From late November, 2016 to mid-January, 2017, lead author Douglas R. MacAyeal and his team gathered seismic data on the McMurdo Ice Shelf, a sheet of frozen water that encases part of Antarctica's Ross Sea.
Out on the ice, the team set up two seismograph stations. One of them — dubbed the "wet station" — was placed in an area where meltwater lakes were present at and below the surface. Meanwhile, the so-called "dry station" was deposited on a body of compact snow roughly 20 kilometers (12.4 miles) away.
Those areas yielded wildly different readings. Every night, from late November to mid-December, the equipment at the wet station would record what MacAyel describes in a press release as "tens, hundreds, [or] thousands" of extremely small seismic events. (Each one began and ended in less than a second.)
Nothing like that was observed at the dry station, which mostly picked up anthropogenic, or "man-made" rumblings produced by nearby field vehicles. Yet the wet station quakes were clearly of natural origin. MacAyel and his colleagues hypothesize that they're linked to the area's subsurface water deposits.
"In these ponds," MacAyel says in that same release, "there's often a layer of ice on top of melted water below, like what you see in a lake that's only frozen on top. As the temperature cools at night, the ice on the top contracts, and the water below expands as it undergoes freezing. This warps the top lid, until it finally breaks with a snap."
For decades, scientists have known that ice can generate seismic activities — many of which are very small in scale. A well-documented example would be the alarmingly loud "frost quakes" that allegedly besieged the Chicago area this year.
When most liquids freeze, they lose volume and contract. But water isn't like most liquids; the freezing process actually causes H2O to expand. Frost quakes are what can happen when groundwater that's seeped into a plot of soil or rock rapidly freezes. Just as you'd expect, as the liquid water turns into ice, it quickly expands. The resultant pressure can cause the surrounding material to crack, sometimes with a booming noise that sounds like the roar of a shotgun.

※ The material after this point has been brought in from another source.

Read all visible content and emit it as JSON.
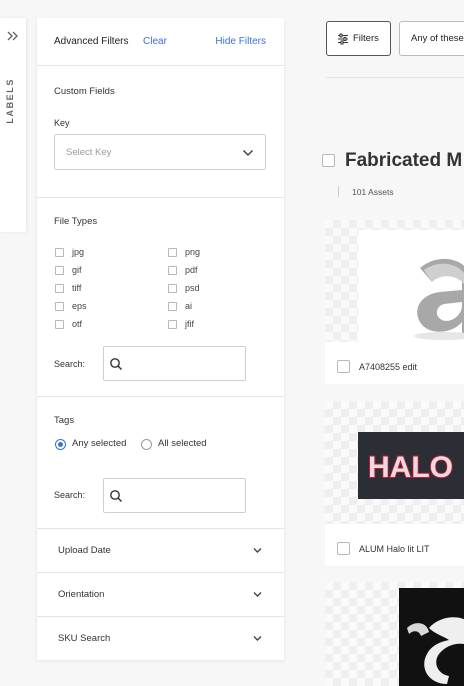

Frost quakes belong to a larger family of phenomena known as "ice quakes." This label's also been applied to the earthquake-like events triggered by glaciers as they skid across underlying pools of liquid water.
But the observations made by MacAyel's group imply that the upper surface of an ice shelf can create its own quakes — which has never been suggested before. They hope future scientists will be able to monitor Antarctic melting trends by keeping tabs on these rumblings.